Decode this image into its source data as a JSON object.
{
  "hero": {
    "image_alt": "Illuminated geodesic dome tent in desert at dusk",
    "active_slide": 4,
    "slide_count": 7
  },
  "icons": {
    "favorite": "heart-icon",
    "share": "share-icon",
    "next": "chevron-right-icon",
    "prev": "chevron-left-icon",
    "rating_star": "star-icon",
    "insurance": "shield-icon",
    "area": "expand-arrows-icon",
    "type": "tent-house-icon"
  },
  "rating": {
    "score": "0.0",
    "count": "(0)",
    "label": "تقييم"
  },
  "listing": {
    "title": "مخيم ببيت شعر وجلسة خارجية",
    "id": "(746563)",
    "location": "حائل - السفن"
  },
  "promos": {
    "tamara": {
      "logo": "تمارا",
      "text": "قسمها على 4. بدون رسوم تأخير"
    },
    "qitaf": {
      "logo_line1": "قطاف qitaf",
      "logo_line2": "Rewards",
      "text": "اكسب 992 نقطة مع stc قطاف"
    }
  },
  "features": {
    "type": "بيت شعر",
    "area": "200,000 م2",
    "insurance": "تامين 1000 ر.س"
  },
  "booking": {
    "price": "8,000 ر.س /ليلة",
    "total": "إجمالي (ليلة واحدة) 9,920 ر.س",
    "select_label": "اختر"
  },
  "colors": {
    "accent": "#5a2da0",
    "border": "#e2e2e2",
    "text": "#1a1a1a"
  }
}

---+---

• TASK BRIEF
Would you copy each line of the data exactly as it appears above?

• COMPLETED EXERCISE
Decode this image into its source data as a JSON object.
{
  "hero": {
    "image_alt": "Illuminated geodesic dome tent in desert at dusk",
    "active_slide": 4,
    "slide_count": 7
  },
  "icons": {
    "favorite": "heart-icon",
    "share": "share-icon",
    "next": "chevron-right-icon",
    "prev": "chevron-left-icon",
    "rating_star": "star-icon",
    "insurance": "shield-icon",
    "area": "expand-arrows-icon",
    "type": "tent-house-icon"
  },
  "rating": {
    "score": "0.0",
    "count": "(0)",
    "label": "تقييم"
  },
  "listing": {
    "title": "مخيم ببيت شعر وجلسة خارجية",
    "id": "(746563)",
    "location": "حائل - السفن"
  },
  "promos": {
    "tamara": {
      "logo": "تمارا",
      "text": "قسمها على 4. بدون رسوم تأخير"
    },
    "qitaf": {
      "logo_line1": "قطاف qitaf",
      "logo_line2": "Rewards",
      "text": "اكسب 992 نقطة مع stc قطاف"
    }
  },
  "features": {
    "type": "بيت شعر",
    "area": "200,000 م2",
    "insurance": "تامين 1000 ر.س"
  },
  "booking": {
    "price": "8,000 ر.س /ليلة",
    "total": "إجمالي (ليلة واحدة) 9,920 ر.س",
    "select_label": "اختر"
  },
  "colors": {
    "accent": "#5a2da0",
    "border": "#e2e2e2",
    "text": "#1a1a1a"
  }
}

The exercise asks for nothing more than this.